Sydney Morning Herald

Not a girl in sight when the bell rings for this class

By Jenny Tabakoff
June 10 2002
Sydney Morning Herald

Every Friday, a few minutes before the period bell, the year 11 boys-only Standard English class at St Clair High School rush to the teacher's desk to enter their selections for the footy-tipping competition.

"Come on, Craig," their teacher, Sandra Talbot, gently joshes during a discussion of Robert Frost's poetry. "I know the Raiders got beaten on the weekend but ..."

The footy-tipping competition is one tool that Ms Talbot, head of English at this large western Sydney co-ed comprehensive high school, is using to break down the barriers with her 21 male students, most of whom have struggled with the subject.

One barrier had been the dominance of girls in English, so the school has begun a year 11 boys-only class to allow male students more of a voice - and fewer distractions.

What does the class think of the initiative?

"Way better," they chorus. "You don't get distracted," says Jason Aquilina. "You study better when you have your friends with you."

The rest throw in similar comments: "You don't get teased as much"... "You can have a laugh" ... "When you're in a class with girls you hold back"... "They think they know it all".

Sean Egan left school last year in year 11 but has returned, determined to get his HSC and not "muck around" so much. He is finding this English class "a lot better ... no-one's afraid to say their answers".

His classmate Julian Maday hated English because teachers often "moved on" after a few girls had given their answers. These days he looks forward to English: "Now, if we don't know it, we just say so and discuss it until we do."

St Clair High, which maintains links with Newcastle University's Men and Boys' Program, has a range of boys' education initiatives, including Rock and Water classes for some year 7 pupils, aimed at boosting self-esteem and reducing bullying. Next term, a boys-only year 10 English class will start in the run-up to the School Certificate. The school hopes to establish links with a nearby primary, giving older boys a chance to become leaders and mentors.

The students for the year 11 boys-only English class were selected partly on the basis of their school certificate results. "You want a mix of motivated and capable, and even the disaffected, to be dragged along and be inspired by the others and by the teacher," says the school's deputy principal, Tim McCallum. .

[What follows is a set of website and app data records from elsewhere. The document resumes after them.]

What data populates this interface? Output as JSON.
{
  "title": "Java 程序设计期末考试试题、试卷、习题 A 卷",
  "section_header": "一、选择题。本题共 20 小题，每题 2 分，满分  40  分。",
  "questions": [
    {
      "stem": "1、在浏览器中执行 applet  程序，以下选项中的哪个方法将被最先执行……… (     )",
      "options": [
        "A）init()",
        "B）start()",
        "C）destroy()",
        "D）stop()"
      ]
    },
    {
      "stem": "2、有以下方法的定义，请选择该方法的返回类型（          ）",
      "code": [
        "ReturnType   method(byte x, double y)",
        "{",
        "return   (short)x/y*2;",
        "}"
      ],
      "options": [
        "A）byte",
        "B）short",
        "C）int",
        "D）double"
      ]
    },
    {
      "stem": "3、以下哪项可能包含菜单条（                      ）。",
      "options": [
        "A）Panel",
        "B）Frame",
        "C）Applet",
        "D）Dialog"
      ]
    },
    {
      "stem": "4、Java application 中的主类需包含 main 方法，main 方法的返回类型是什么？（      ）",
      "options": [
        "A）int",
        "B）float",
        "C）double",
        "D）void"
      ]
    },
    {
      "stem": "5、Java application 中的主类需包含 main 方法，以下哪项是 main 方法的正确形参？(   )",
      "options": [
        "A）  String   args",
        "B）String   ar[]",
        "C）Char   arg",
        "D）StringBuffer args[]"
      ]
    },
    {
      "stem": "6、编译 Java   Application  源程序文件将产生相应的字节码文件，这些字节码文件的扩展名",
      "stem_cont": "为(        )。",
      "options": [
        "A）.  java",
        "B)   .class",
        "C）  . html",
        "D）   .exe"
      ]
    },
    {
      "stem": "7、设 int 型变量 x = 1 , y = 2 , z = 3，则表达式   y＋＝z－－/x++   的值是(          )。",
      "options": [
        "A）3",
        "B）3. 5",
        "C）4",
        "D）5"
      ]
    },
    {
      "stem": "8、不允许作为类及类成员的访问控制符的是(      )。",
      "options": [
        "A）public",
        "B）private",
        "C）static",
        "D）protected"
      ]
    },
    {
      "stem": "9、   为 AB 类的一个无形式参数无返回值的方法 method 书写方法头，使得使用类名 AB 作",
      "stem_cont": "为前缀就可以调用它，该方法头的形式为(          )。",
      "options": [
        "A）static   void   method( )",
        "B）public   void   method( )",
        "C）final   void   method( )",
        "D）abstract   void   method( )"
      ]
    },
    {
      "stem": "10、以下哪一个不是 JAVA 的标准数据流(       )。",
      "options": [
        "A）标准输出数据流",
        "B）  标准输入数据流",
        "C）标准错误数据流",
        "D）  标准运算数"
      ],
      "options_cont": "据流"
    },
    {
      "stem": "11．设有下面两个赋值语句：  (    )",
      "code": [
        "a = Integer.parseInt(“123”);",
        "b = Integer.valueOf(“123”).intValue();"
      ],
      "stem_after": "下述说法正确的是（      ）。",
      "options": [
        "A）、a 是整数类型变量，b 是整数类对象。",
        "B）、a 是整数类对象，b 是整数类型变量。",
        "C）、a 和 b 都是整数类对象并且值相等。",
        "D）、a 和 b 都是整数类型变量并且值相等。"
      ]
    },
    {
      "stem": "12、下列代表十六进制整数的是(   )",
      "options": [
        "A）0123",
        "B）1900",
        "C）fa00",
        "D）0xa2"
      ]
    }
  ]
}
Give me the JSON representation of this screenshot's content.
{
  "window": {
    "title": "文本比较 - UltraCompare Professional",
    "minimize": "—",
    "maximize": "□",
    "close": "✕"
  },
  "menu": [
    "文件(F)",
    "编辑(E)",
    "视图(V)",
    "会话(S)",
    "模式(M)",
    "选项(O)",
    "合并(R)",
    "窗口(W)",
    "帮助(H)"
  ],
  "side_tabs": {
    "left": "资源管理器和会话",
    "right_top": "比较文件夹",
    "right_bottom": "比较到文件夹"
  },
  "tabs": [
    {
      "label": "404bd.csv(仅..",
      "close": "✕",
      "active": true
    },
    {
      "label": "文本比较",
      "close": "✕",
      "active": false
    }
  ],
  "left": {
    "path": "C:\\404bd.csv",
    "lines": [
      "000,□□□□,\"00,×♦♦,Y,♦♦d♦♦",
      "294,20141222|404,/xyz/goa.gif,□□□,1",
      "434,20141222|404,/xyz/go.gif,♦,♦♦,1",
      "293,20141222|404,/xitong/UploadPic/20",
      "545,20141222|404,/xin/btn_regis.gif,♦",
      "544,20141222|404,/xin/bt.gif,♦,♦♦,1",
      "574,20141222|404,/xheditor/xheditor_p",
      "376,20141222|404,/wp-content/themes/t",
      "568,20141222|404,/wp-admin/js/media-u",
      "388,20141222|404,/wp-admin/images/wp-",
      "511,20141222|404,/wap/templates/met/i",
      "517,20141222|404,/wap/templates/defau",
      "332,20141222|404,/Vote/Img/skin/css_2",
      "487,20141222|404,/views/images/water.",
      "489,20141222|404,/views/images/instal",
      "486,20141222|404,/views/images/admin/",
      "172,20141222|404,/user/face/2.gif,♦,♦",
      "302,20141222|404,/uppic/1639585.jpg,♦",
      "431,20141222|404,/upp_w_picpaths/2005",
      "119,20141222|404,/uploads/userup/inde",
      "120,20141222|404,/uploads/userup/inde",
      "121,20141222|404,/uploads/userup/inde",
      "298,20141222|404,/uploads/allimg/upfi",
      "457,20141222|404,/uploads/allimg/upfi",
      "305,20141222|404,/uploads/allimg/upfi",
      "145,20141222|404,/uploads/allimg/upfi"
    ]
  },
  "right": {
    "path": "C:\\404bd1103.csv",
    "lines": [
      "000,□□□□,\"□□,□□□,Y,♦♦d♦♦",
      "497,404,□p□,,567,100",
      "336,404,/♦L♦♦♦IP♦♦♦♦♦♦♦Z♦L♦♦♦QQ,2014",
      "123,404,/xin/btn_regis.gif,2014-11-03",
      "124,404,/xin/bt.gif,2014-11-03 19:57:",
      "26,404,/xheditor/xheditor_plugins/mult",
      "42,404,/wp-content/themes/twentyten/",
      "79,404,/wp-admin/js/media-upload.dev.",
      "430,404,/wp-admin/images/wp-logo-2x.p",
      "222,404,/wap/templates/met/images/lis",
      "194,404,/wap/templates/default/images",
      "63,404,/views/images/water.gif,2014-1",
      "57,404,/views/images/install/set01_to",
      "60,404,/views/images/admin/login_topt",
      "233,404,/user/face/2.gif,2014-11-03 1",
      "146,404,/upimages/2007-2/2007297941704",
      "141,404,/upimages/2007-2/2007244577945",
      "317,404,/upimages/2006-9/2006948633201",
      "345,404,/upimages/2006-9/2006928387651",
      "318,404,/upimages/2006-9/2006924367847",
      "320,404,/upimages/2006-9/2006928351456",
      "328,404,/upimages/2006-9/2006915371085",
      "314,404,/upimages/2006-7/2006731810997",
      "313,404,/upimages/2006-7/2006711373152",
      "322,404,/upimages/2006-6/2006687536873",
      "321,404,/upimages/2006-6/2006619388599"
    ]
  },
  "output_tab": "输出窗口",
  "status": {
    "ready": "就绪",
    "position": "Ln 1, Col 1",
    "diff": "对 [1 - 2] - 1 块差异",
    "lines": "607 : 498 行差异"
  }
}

Works are chosen from the curriculum, but with one eye on their boy-appeal. Robert Frost's poetry, for instance, frequently focuses on decision-making, says Ms Talbot.

The class is a "a lot of fun", but Ms Talbot hopes her students are learning more than "just stuff to get marks for the HSC". She hopes the class will emerge more confident, and "valuing something about education". There is more to win here than just the footy-tipping competition.

Copyright © 2002. The Sydney Morning Herald